South Africa has dismissed claims its white farmers are “persecuted” after an Australian minister said they needed help from a “civilised” country.
Home Affairs Minister Peter Dutton said he is exploring giving South Africa’s white farmers access to fast-track visas on humanitarian grounds.
The suggestion was made amid calls to transfer land ownership from black to white farmers in South Africa, and fears over the number of farm killings.
But South Africa says it is ridiculous.
“That threat does not exist,” South Africa’s foreign ministry said. “There is no reason for any government in the world to suspect that a section of South Africans is under danger from their own democratically elected government.”

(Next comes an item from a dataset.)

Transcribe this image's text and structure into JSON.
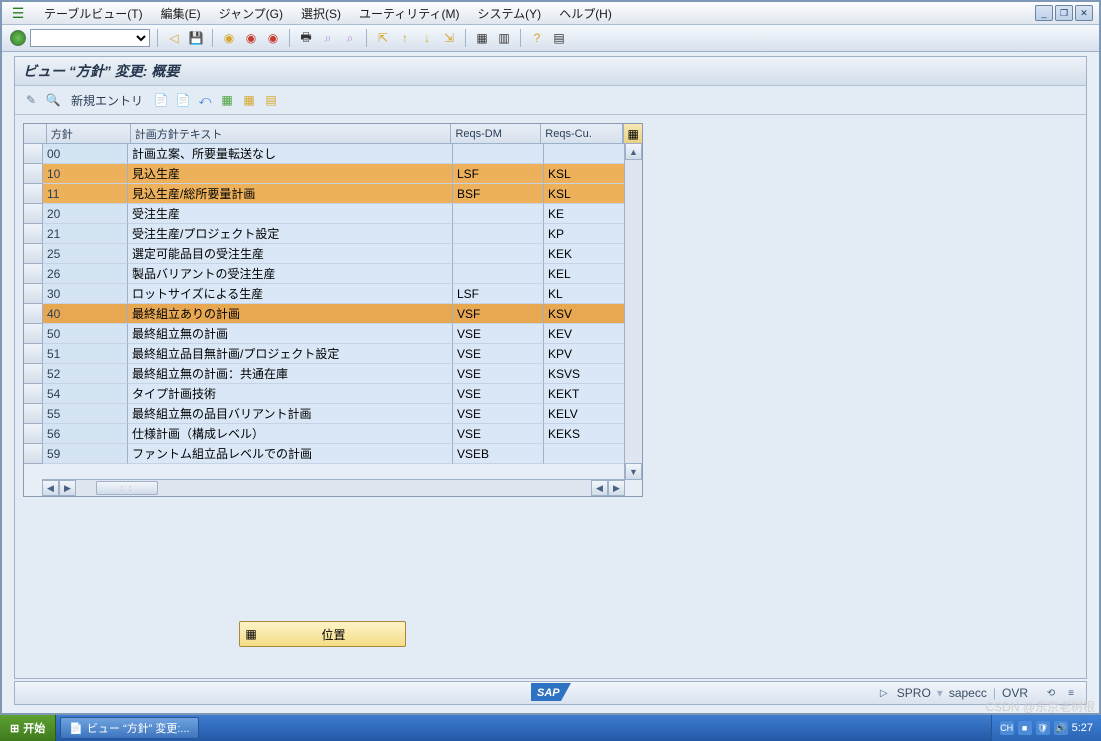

Mr Dutton had earlier told reporters in Australia that South Africa’s white farmers “need help from a civilised country like ours”.
“If you look at the footage and read the stories, you hear the accounts, it’s a horrific circumstance they face,” he said.
Mr Dutton added: “We want people who want to come here, abide by our laws, integrate into our society, work hard, not lead a life on welfare. And I think these people deserve special attention and we’re certainly applying that special attention now.”
In response, South Africa’s foreign ministry said it regretted “the Australian government chose not to use the available diplomatic channels available for them to raise concerns or to seek clarification”.
The issue of land ownership in South Africa has been an increasingly fraught topic: almost 75% of its farmland is still in white hands more than two decades after South Africa’s ruling ANC first took power from the white minority government.
White South Africans makes up less than 10% of the overall population.
Calls to transfer land from white to black owners has intensified since South African President Cyril Ramaphosa took office.
Australian media has been reporting the result was an increase in violence against white farmers. Activists in South Africa have long said white farmers are disproportionately killed.
However, the BBC found in November that there is no statistical proof that white farmers were more likely to be murdered than black farmers.
A Twitter user criticized Mr Dutton of “white privilege”, pointing to Australia’s offshore detention centres “for brown & black asylum seekers”.
The land expropriation without compensation motion, which was brought forward by the radical left Economic Freedom Fighters (EFF) party, is supported by the majority of MPs.